Mulching works hand in hand with weeding, controlling the growth of unwanted plants. Applying a layer of mulch suppresses weed growth, assists in moisture retention, and keeps the soil at a more even temperature.
When mulching, only apply 2-3 inches on top of the soil. If you add less than that, it won't be effective. Too much mulch, on the other hand, suffocates the soil and plant, preventing airflow and natural water flow. Also, and this is a big one because it happens so often, do not put the mulch right up next to the crown or stems of the plant. Leave 3-4 inches between the mulch and stem, again to prevent suffocation.
Mulch breaks down over time, so you'll need to bulk it up every spring to keep it at adequate levels. Applying mulch isn't a fun gardening job, but it saves so much time and effort in the long run, it quickly makes up for the initial hard work. Apply extra mulch in the winter to protect the plants if you live in a cold climate.
Tips For A Successful Perennial Garden
- Consider the mature heights of each perennial before planting. Since these plants will continue to grow in the same spot year after year, it would be awful if some get continuously hidden by others. Put the tall perennials in the back and layer the heights, so you don't miss any of the blooms.
- Choose perennials that bloom at different times. It's easy to get caught up in color schemes and flower displays and overlook bloom times. But, it is just as important. If they all bloom simultaneously, the flowering will be outstanding but also short-lived.
- The best perennial gardens include plants that flower throughout the seasons to maintain a long period of interest. The garden is there to be enjoyed, so stretch it out as long as possible with early, mid, and late-blooming flowers.
- Don't neglect deadheading spent flowers. Deadheading is simply cutting or pinching off old, dead flowers. This process improves the garden's overall look, but it is more than that.
- Deadheading spent flowers redirects the plant's energy, encouraging it to produce more blooms. Diverting the plant back to flower production also stalls the production of seeds. Once the plant goes to seed, it won't bloom anymore.
- Trellis or stake tall stemmed perennials. Most won't need it, but some particularly tall and unsteady plants benefit from a framework. Delphiniums, peonies, and hollyhocks always need staking. It's always easiest to set up stakes before the plant gets too big. Otherwise, you risk damaging the branches and roots.

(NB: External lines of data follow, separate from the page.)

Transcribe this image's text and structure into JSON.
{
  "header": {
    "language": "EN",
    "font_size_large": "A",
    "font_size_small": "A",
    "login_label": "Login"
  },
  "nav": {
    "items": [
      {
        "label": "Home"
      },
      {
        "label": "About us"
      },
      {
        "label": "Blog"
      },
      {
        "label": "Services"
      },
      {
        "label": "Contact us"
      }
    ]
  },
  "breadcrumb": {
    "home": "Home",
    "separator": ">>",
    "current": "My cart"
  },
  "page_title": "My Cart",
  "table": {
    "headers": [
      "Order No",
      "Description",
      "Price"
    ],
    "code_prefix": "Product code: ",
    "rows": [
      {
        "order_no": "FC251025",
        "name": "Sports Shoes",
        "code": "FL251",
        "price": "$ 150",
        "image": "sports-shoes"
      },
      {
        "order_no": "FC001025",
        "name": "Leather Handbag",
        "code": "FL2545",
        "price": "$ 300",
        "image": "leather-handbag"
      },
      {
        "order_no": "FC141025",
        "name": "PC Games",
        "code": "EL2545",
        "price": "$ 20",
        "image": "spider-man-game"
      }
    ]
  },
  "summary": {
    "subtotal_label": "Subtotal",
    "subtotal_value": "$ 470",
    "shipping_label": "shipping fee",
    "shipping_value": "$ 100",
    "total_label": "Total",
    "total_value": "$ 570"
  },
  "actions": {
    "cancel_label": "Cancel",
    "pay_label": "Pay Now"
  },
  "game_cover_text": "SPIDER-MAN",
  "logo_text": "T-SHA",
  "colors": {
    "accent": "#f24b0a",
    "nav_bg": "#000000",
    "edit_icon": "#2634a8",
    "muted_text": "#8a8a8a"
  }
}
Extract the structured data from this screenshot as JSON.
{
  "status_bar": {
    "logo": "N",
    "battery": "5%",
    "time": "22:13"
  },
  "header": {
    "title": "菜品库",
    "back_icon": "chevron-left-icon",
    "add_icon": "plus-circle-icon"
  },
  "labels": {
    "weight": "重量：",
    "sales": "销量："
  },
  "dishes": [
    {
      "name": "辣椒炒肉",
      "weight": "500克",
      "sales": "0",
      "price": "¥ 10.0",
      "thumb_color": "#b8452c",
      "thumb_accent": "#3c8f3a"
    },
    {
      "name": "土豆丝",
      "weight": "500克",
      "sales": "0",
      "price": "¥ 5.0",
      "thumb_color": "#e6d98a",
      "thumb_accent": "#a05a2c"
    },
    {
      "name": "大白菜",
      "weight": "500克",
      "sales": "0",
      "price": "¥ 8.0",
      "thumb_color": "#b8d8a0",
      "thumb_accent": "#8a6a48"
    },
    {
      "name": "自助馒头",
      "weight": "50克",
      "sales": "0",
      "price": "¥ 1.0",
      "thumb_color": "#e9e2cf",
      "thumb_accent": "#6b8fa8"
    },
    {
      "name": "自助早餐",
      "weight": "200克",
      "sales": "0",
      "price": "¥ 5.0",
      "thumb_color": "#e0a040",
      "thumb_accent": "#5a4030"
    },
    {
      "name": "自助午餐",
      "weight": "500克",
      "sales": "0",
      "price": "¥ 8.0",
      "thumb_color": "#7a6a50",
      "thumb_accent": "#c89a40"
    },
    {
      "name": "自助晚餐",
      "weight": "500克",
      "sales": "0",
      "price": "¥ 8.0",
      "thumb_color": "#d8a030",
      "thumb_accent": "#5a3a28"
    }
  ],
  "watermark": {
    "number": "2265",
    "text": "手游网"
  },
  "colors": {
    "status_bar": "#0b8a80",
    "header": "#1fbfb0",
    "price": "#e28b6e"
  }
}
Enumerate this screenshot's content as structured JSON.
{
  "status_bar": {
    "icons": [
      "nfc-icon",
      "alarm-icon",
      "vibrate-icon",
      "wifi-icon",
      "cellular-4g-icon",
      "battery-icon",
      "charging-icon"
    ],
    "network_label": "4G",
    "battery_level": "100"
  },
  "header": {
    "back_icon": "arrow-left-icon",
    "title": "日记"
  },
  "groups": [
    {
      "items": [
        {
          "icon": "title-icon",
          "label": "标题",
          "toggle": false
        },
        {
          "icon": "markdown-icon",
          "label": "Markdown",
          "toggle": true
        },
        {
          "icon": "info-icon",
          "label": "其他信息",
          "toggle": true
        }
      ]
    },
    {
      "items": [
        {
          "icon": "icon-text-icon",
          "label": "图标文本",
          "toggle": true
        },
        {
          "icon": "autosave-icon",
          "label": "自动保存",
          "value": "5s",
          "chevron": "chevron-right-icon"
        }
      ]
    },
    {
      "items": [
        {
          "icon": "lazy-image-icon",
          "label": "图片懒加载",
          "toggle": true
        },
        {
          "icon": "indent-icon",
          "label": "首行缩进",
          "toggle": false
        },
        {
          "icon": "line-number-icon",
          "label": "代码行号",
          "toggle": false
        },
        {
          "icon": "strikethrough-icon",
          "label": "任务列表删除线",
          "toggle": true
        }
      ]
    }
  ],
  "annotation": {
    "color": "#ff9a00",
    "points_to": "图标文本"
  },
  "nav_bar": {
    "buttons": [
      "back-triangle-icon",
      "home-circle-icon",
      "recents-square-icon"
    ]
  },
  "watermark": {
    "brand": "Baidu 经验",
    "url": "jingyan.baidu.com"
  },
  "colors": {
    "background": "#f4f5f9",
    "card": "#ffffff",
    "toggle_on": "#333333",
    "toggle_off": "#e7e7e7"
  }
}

- Perennials can be planted in spring or fall. Fall planting dates often get forgotten or overlooked because we are so accustomed to starting new plants in spring. A majority of perennials actually are best planted in fall, so mark it on your calendar – fall is for planting!
- You can start perennial plants from seeds or transplants. Often, it's better to get young plants from a local garden center because they're already established and are easy to get right into the garden.
- On the other hand, seeds are significantly less expensive. Of course, they'll take much longer to get established from seed, so you need to weigh convenience against the cost to figure out the best option for you.
- Don't get overly enthusiastic about fertilizing. Most perennials don't need regular fertilizer applications, though some benefit from it occasionally. The only time to fertilize is if you notice the plants suffering. To understand what your plants need, you need to do a soil test – then you'll know how to fix the issue.
- When choosing perennials for your yard, don't focus solely on the flowers. Foliage is also a way to add interest, texture, and color to the landscape. Some perennial foliage features uniquely shaped leaves with interesting colors. Mix it up and keep it fresh and attractive!